But possibly an even more influential role in defining and supporting the experience is Organisation Design. Management consultants and UX people the world over are often heard bemoaning how the siloed nature of our traditional ‘factory-minded’ company structures effectively prevent the collaboration and innovation required to deliver great customer experiences.

It’s a CEO’s role to shape the organisation’s reason to exist, how staff are organised and how departments work with each other to produce the outputs required to deliver profitable growth. Business Model and Organisation Design go hand in hand.

What to take from all of this? Building great customer experiences starts with the Business Model. Asking the CEO “what business do you think we’re in?” may lead to some interesting conversations. So I think UX people need to think bigger – don’t moan about the organisational design or the business your company is in. Go and find out from the CEO how you can start having an influence higher up the Customer Experience Value Chain.

14 Points for Management – by W. Edwards Deming

The 14 points

  1. Create constancy of purpose toward improvement of product and service, with the aim to become competitive and to stay in business, and to provide jobs.
  2. Adopt the new philosophy. We are in a new economic age. Western management must awaken to the challenge, must learn their responsibilities, and take on leadership for change.
  3. Cease dependence on inspection to achieve quality. Eliminate the need for inspection on a mass basis by building quality into the product in the first place.
  4. End the practice of awarding business on the basis of price tag. Instead, minimize total cost.
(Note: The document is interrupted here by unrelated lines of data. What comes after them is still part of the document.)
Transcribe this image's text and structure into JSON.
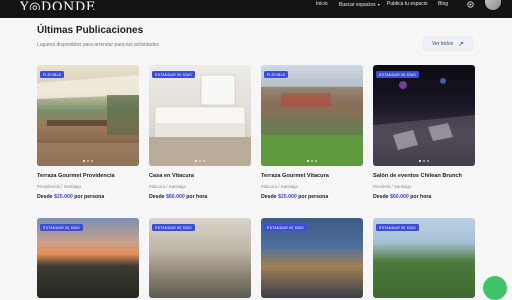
{
  "header": {
    "logo": "Y◎DONDE",
    "nav": [
      {
        "label": "Inicio"
      },
      {
        "label": "Buscar espacios",
        "has_dropdown": true
      },
      {
        "label": "Publica tu espacio"
      },
      {
        "label": "Blog"
      }
    ],
    "icons": [
      "gear-icon",
      "avatar"
    ]
  },
  "section": {
    "title": "Últimas Publicaciones",
    "subtitle": "Lugares disponibles para arrendar para tus actividades",
    "view_all": "Ver todos",
    "view_all_icon": "arrow-up-right-icon"
  },
  "listings": [
    {
      "badge": "FLEXIBLE",
      "name": "Terraza Gourmet Providencia",
      "location": "Providencia / Santiago",
      "price_prefix": "Desde",
      "price": "$25.000",
      "unit": "por persona"
    },
    {
      "badge": "ESTANDAR 90 DÍAS",
      "name": "Casa en Vitacura",
      "location": "Vitacura / Santiago",
      "price_prefix": "Desde",
      "price": "$80.000",
      "unit": "por hora"
    },
    {
      "badge": "FLEXIBLE",
      "name": "Terraza Gourmet Vitacura",
      "location": "Vitacura / Santiago",
      "price_prefix": "Desde",
      "price": "$25.000",
      "unit": "por persona"
    },
    {
      "badge": "ESTANDAR 30 DÍAS",
      "name": "Salón de eventos Chilean Brunch",
      "location": "Recoleta / Santiago",
      "price_prefix": "Desde",
      "price": "$60.000",
      "unit": "por hora"
    },
    {
      "badge": "ESTANDAR 30 DÍAS"
    },
    {
      "badge": "ESTANDAR 90 DÍAS"
    },
    {
      "badge": "ESTANDAR 90 DÍAS"
    },
    {
      "badge": "ESTANDAR 30 DÍAS"
    }
  ],
  "colors": {
    "accent": "#3d4ed6",
    "topbar": "#141414",
    "chat": "#3fc46a"
  }
}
Move toward a single supplier for any one item, on a long-term relationship of loyalty and trust.
  5. Improve constantly and forever the system of production and service, to improve quality and productivity, and thus constantly decrease costs.
  6. Institute training on the job.
  7. Institute leadership (see Point 12). The aim of supervision should be to help people and machines and gadgets to do a better job. Supervision of management is in need of overhaul, as well as supervision of production workers.
  8. Drive out fear, so that everyone may work effectively for the company.
  9. Break down barriers between departments. People in research, design, sales, and production must work as a team, to foresee problems of production and in use that may be encountered with the product or service.
  10. Eliminate slogans, exhortations, and targets for the work force asking for zero defects and new levels of productivity. Such exhortations only create adversarial relationships, as the bulk of the causes of low quality and low productivity belong to the system and thus lie beyond the power of the work force.
    • Eliminate work standards (quotas) on the factory floor. Substitute leadership.
    • Eliminate management by objective. Eliminate management by numbers, numerical goals. Substitute leadership.
  11. Remove barriers that rob the hourly worker of his right to pride of workmanship. The responsibility of supervisors must be changed from sheer numbers to quality.
  12. Remove barriers that rob people in management and in engineering of their right to pride of workmanship. This means, inter alia, abolishment of the annual or merit rating and of management by objective.
  13. Institute a vigorous program of education and self-improvement.
  14. Put everybody in the company to work to accomplish the transformation. The transformation is everybody’s job.

A blast from the 1980s from W. Edwards Deming. The next step on from UX thinking, system thinking is blowing my mind!

Marketing as a change agent (pt 3)

In the previous two posts in this series, I proposed that:

  • While it should rest with them, Marketing people are rarely effective at driving customer-driven change within their organisations.


  • Marketing people are often too busy arguing with Finance people justifying budgets and whatnot to get on with it.

The time has come for me not just to have a good old-fashioned rant, but to propose a solution. Or a way forward, at least.

Continue reading “Marketing as a change agent (pt 3)”